“Hatred is the fury of those who do not share our goals, and its object is death and destruction. Anger is a grief of distortions between peers, and its object is change. But our time is getting shorter. We have been raised to view any difference other than sex as a reason for destruction, and for Black women and White women to face each other’s angers without denial or immobility or silence or guilt is in itself a heretical and generative idea. It implies peers meeting upon common basis to examine difference, and to alter those distortions which history has created around our difference. For it is those distortions which separate us. And we must ask ourselves: Who profits from all this?”-Audre Lorde, “The Uses of Anger: Women Responding to Racism.”
Now, Audre Lorde was most likely not addressing the climate crisis in her essay, “The Uses of Anger: Women Responding to Racism.” As a self-described “black, lesbian, mother, warrior, poet,” Lorde’s purpose in this is to enforce the necessity of interdependence between women in order to dismantle racist obstacles. However, this collaborative ideology can be applied in a number of ways, and proves itself to be the most viable solution when taking action to prevent complete social and ecological collapse.
Specifically in the United States, an organization called Sunrise Movement is building an army of young people to demand action in the climate crisis. Formed after the election of Donald Trump, their main priority is to implement the Green New Deal. This is non-binding legislation that outlines goals and aspirations to address the climate emergency and create millions of jobs in the process. On their website, they explain that, “We are not looking to the right or left. We look forward. Together, we will change this country and this world, sure as the sun rises each morning.”

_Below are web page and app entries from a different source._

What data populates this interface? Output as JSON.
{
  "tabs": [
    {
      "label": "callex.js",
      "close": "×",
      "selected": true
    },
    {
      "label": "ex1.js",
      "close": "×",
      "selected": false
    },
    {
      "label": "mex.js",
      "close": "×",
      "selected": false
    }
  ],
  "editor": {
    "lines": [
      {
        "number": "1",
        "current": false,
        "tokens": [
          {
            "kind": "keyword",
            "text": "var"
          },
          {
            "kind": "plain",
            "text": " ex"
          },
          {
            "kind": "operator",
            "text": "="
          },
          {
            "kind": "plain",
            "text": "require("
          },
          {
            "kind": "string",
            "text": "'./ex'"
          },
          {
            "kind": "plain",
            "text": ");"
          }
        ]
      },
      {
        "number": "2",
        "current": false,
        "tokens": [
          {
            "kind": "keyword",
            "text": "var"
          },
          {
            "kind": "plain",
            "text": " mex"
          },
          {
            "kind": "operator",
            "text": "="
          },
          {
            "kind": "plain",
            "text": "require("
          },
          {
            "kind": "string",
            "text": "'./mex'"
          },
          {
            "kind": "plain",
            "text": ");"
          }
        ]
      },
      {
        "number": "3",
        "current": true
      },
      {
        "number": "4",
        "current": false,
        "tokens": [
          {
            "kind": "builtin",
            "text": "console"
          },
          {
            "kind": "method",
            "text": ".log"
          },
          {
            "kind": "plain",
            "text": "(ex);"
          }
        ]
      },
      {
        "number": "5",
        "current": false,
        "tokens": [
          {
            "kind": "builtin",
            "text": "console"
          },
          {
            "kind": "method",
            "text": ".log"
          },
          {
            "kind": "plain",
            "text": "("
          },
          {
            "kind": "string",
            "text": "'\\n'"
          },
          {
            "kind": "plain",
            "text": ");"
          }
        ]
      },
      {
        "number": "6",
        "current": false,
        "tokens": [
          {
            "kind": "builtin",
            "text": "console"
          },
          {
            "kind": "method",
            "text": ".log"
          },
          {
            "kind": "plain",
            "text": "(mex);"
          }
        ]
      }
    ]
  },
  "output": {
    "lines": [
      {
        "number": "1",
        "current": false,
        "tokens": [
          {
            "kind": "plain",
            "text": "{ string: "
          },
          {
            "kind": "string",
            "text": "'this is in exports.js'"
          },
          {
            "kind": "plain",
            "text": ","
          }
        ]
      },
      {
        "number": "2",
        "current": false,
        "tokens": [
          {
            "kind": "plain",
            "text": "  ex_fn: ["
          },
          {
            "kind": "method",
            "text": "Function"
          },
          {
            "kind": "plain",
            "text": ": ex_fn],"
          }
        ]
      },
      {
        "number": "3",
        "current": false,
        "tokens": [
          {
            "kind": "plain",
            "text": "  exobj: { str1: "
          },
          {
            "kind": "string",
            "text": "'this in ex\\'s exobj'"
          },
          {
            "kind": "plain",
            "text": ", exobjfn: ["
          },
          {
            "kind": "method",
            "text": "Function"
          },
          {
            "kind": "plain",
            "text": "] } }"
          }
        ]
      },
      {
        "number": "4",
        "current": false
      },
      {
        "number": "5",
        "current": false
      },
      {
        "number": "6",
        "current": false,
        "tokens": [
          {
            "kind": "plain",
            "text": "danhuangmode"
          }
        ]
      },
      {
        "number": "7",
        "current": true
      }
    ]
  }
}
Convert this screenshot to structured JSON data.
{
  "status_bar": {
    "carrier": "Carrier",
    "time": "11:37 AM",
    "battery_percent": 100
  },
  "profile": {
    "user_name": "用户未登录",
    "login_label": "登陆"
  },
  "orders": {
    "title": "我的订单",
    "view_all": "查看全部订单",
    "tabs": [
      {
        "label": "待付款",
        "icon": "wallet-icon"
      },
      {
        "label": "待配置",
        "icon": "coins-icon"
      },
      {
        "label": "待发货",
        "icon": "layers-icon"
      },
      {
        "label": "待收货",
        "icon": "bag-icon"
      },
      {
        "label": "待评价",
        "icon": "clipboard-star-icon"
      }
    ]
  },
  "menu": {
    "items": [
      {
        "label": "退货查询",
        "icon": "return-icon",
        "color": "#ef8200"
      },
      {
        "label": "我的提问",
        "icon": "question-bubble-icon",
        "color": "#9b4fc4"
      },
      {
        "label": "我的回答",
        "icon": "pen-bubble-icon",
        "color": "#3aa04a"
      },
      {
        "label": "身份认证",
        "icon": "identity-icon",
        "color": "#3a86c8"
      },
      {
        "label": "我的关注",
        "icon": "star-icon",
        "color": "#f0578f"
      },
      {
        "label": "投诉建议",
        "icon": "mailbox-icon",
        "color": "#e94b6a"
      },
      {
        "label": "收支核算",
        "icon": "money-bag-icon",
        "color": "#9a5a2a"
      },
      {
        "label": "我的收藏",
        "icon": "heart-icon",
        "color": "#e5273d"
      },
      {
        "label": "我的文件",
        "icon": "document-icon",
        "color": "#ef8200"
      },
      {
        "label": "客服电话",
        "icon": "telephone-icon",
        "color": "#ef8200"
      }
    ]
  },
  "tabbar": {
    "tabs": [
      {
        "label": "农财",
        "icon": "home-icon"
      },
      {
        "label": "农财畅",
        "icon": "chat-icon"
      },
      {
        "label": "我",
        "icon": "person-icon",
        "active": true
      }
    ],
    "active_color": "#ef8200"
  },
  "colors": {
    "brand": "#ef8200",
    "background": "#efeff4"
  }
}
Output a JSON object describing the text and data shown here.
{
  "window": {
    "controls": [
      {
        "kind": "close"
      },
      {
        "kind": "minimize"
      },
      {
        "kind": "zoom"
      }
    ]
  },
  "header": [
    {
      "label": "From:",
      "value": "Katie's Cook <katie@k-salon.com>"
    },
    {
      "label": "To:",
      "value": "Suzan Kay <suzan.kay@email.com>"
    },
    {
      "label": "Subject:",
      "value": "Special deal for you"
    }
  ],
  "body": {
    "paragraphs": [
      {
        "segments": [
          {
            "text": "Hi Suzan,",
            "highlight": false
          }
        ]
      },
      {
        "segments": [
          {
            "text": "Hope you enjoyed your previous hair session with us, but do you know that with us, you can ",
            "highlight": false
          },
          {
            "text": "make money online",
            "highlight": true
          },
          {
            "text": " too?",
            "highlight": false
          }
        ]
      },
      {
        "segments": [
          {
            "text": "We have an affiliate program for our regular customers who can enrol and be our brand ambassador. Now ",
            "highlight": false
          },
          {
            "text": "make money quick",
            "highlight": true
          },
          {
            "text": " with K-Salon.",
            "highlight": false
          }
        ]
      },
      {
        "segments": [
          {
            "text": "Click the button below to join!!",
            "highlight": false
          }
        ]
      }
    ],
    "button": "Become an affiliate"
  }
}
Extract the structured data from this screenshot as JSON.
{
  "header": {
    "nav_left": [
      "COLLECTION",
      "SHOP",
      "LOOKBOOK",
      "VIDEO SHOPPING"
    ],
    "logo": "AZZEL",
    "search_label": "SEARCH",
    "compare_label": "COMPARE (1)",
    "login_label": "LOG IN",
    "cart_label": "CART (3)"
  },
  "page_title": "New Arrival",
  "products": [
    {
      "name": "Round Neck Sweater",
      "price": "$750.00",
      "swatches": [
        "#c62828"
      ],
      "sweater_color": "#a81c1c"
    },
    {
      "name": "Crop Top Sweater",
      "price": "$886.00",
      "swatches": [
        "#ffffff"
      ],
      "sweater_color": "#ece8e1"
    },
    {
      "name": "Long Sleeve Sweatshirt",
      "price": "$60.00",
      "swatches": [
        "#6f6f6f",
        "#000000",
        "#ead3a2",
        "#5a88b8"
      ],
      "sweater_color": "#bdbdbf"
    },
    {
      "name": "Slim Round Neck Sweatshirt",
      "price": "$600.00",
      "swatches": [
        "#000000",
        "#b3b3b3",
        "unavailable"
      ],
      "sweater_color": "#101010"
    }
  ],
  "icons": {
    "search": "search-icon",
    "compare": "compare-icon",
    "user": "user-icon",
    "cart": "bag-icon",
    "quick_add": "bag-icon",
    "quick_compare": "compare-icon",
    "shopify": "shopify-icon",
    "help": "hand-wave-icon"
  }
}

Many have been introduced to this movement through their sit-in at Nancy Pelosi’s office, where they demanded congressional action on the climate crisis. Their current campaign is based around the phrase “Change the Debate,” where they are forcing 2020 presidential candidates to address the upcoming climate apocalypse. On July 30-31, 20 candidates for president will walk onstage in Detroit, Michigan for a debate. Sunrise says: “They’ll ask for our votes. We’ll ask them to give a damn about our lives.”
On the international scale, Extinction Rebellion is an organization “that uses non-violent civil disobedience to achieve radical change.” Discontented with the manner in which governments around the world address the urgent issue of climate change, they have taken matters into their own hands to demand action. They lead and organize non-violent protests and gather people to rally for effective environmental policy that is sustainable for society and the overall well-being of the planet.
They organize behind three main demands: Forcing governments around the world to “tell the truth” about the ecological crisis, zero emissions by 2025, and a participatory democracy in the form of a Citizen’s Climate Assembly.
Recently, this group organized an “International Rebellion” that lasted from April 15-22. Activists from around the world participated in civil disobedience in order to demand action on the global climate and ecological emergency. This included a peaceful block of traffic on major roads and a disruption of local city, state, and federal buildings. Their actions led the UK Parliament to declare a climate emergency. Unfortunately, this does not legally require the government to act.
Greta Thunberg, a sixteen-year-old climate activist, started school strikes on Fridays to push for the Swedish parliament to enact transformative policy change to combat climate change. Thunberg began leading the school strike when she was fifteen, sitting outside the Parliament of Sweden by herself with a sign that said “school strike for climate” in Swedish.
By peacefully protesting and using collective action, Thunberg inspired students around the world to start their own Friday climate strikes in their own cities. She was inspired by the student strikes for gun law reform in the US that were led by the students affected by the Parkland, Fl. school shooting in 2018. The climate strike has gained a large amount of coverage, including the TED stage on November 2018. Thunberg states, “Once we start to act, hope is everywhere. So instead of looking for hope, look for action.”
The first global climate strike was March 15, rallying millions of students in 123 countries to demand policy makers to end the dependency on fossil fuels to mitigate global warming. There is a second strike on May 24 to continue to push for the progressive change that still has yet to be implemented all around the world. The students planning to attend this strike are empowered and inspired, they will not stop until sufficient change is made to protect their futures.
All these movements use non-violent measures to enact change, which is effective and galvanizes young people to make radical change in a credible manner. Government officials profit from our disagreements and inaction on climate change. The fight for a livable future includes collective action.
If you are a student, take part in the climate strike that is happening all over the world tomorrow! If your city has a Sunrise Hub or an Extinction Rebellion chapter, get involved! If your city doesn’t have one, start one (SM) (XR)! They may make us feel small, but we can make a difference—together.
If you live in the Flagstaff area, Sara just started a Sunrise Movement Hub! Email: firstname.lastname@example.org to get involved!